From natural disasters to world disturbances, any time there is big news that worries people, con artists are quick to capitalize on our fears and concerns. We haven’t seen a more concerning current event than the COVID-19 pandemic in many years—and no sooner did the word “coronavirus” appear in the headlines than fraudsters unleashed their own epidemic of schemes.
We can’t immunize ourselves and our loved ones against coronavirus yet, but we can ward off con artists with a “shot” of awareness! First, let’s learn what to look out for. Experts are raising awareness of several types of COVID-19 scams you might encounter:
- Unscrupulous marketers who are selling fake products that claim to treat, diagnose or prevent the virus.
- Callers pretending to be from the Centers for Disease Control and Prevention (CDC) or health department, telling you that you’ve been exposed to the virus—and asking for your health insurance information or bank account number.
- Similar calls and emails, claiming to contain information about the upcoming government stimulus checks.
- Emails claiming to contain important information from the World Health Organization or the CDC, with links to malicious websites that can steal your personal data or even hold your computer for ransom.

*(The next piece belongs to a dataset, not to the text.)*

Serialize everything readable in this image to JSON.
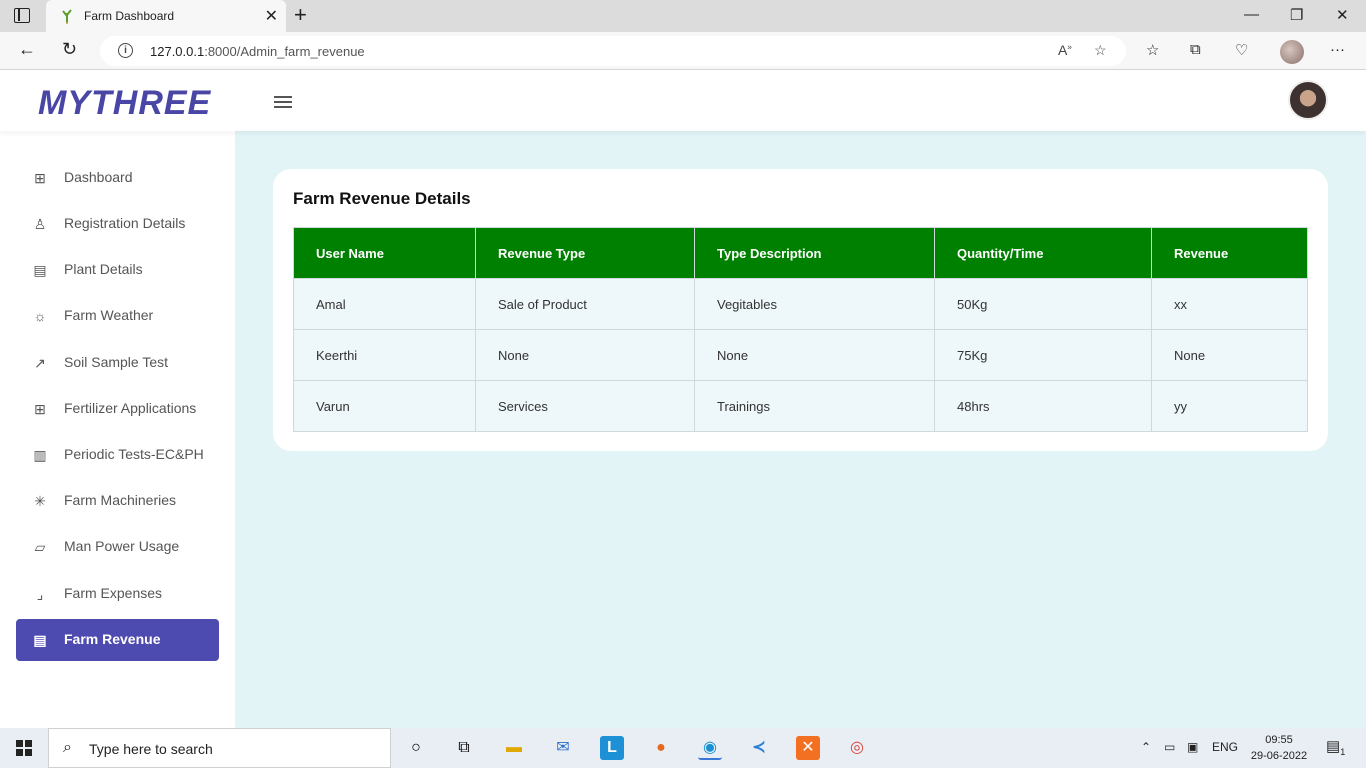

- Phony charities or crowdfunding appeals, pretending to collect donations to fund research or to help people who are affected by the virus; instead, the money you give supports a crook’s lavish lifestyle.
- Attempts to bill insurance companies and Medicare for nonexistent or useless tests and treatments.

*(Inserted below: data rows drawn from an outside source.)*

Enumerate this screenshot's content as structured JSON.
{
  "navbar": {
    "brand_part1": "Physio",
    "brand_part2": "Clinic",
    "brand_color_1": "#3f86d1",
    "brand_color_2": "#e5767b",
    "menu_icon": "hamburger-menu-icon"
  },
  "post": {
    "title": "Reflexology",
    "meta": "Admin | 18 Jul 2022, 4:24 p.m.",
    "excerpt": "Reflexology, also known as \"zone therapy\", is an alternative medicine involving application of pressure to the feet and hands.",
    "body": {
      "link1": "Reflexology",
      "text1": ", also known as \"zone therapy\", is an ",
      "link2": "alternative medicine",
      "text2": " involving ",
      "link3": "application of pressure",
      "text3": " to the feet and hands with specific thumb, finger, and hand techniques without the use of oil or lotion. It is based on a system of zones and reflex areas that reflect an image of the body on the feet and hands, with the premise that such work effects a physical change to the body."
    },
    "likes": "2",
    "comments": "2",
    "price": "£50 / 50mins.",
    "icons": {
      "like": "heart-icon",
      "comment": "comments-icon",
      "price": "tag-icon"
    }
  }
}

- Shady investment opportunities, taking advantage of economic uncertainty of the times—or, claiming to be selling stock in a miracle product that will rise hugely in value.
- Phony “work from home opportunities” that take advantage of people whose job security is jeopardized.

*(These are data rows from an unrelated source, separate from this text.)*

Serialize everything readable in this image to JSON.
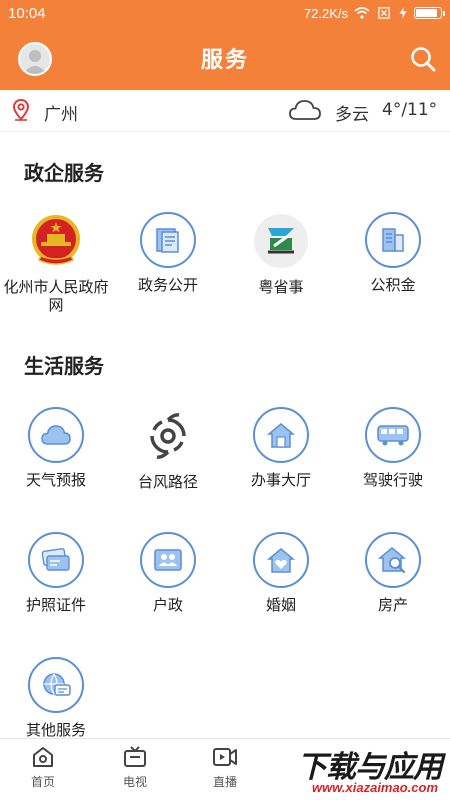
{
  "status_bar": {
    "time": "10:04",
    "network_speed": "72.2K/s",
    "battery_level": 0.8
  },
  "header": {
    "title": "服务",
    "avatar_icon": "user-avatar-icon",
    "search_icon": "search-icon"
  },
  "location": {
    "city": "广州",
    "weather": "多云",
    "temperature": "4°/11°",
    "pin_icon": "location-pin-icon",
    "weather_icon": "cloud-icon"
  },
  "gov_section": {
    "title": "政企服务",
    "items": [
      {
        "label": "化州市人民政府网",
        "icon": "national-emblem-icon"
      },
      {
        "label": "政务公开",
        "icon": "document-icon"
      },
      {
        "label": "粤省事",
        "icon": "yueshengshi-icon"
      },
      {
        "label": "公积金",
        "icon": "building-icon"
      }
    ]
  },
  "life_section": {
    "title": "生活服务",
    "items": [
      {
        "label": "天气预报",
        "icon": "cloud-icon"
      },
      {
        "label": "台风路径",
        "icon": "typhoon-icon"
      },
      {
        "label": "办事大厅",
        "icon": "house-icon"
      },
      {
        "label": "驾驶行驶",
        "icon": "bus-icon"
      },
      {
        "label": "护照证件",
        "icon": "card-icon"
      },
      {
        "label": "户政",
        "icon": "household-icon"
      },
      {
        "label": "婚姻",
        "icon": "heart-house-icon"
      },
      {
        "label": "房产",
        "icon": "house-search-icon"
      },
      {
        "label": "其他服务",
        "icon": "globe-chat-icon"
      }
    ]
  },
  "bottom_nav": [
    {
      "label": "首页",
      "icon": "home-icon"
    },
    {
      "label": "电视",
      "icon": "tv-icon"
    },
    {
      "label": "直播",
      "icon": "live-video-icon"
    }
  ],
  "watermark": {
    "main": "下载与应用",
    "sub": "www.xiazaimao.com"
  },
  "colors": {
    "brand_orange": "#f4813a",
    "icon_blue": "#5a8fd6",
    "icon_fill_blue": "#9cc3f0"
  }
}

- Inflated prices for disinfecting wipes, toilet paper, face masks and other commodities that are, or are perceived to be, in short supply.
Prevention is key
- Educate yourself—knowledge is power. For example, some scammers have been advertising COVID-19 vaccines, though no such vaccine exists. Others have been marketing “tests” that don’t work. The U.S. Food and Drug Administration warns that companies are making deceptive claims about teas, essential oils and supplements, as well.
- Alert senior loved ones about these scams, and encourage them to share the information with their friends. Older adults are often targeted by con artists, and once a senior has fallen for a scam or even engaged the caller, they are often added to a list of likely victims and targeted all the more relentlessly.
- Don’t click on email links from sources you don’t know, and keep your antivirus software up to date
- Be very suspicious of product offers that use language like “your doctor doesn’t want you to know about this.”
- If you receive an unsolicited call or email, never provide your credit card number or Medicare ID number. Hang up the phone, or ignore the email.
- Regularly check your credit card, insurance and Medicare statements and report any suspicious claims and charges.
If you think you or a loved one have been victimized
The U.S. Department of Justice says to:
- Contact the National Center for Disaster Fraud Hotline at 866-720-5721 or via email at firstname.lastname@example.org
- Report it to the FBI at tips.fbi.gov
- If it’s an online scam, submit your complaint through www.ic3.gov/default.aspx
Source: IlluminAge AgeWise with information from the U.S. Department of Justice, the Office of the Inspector General, and the Senior Medicare Patrol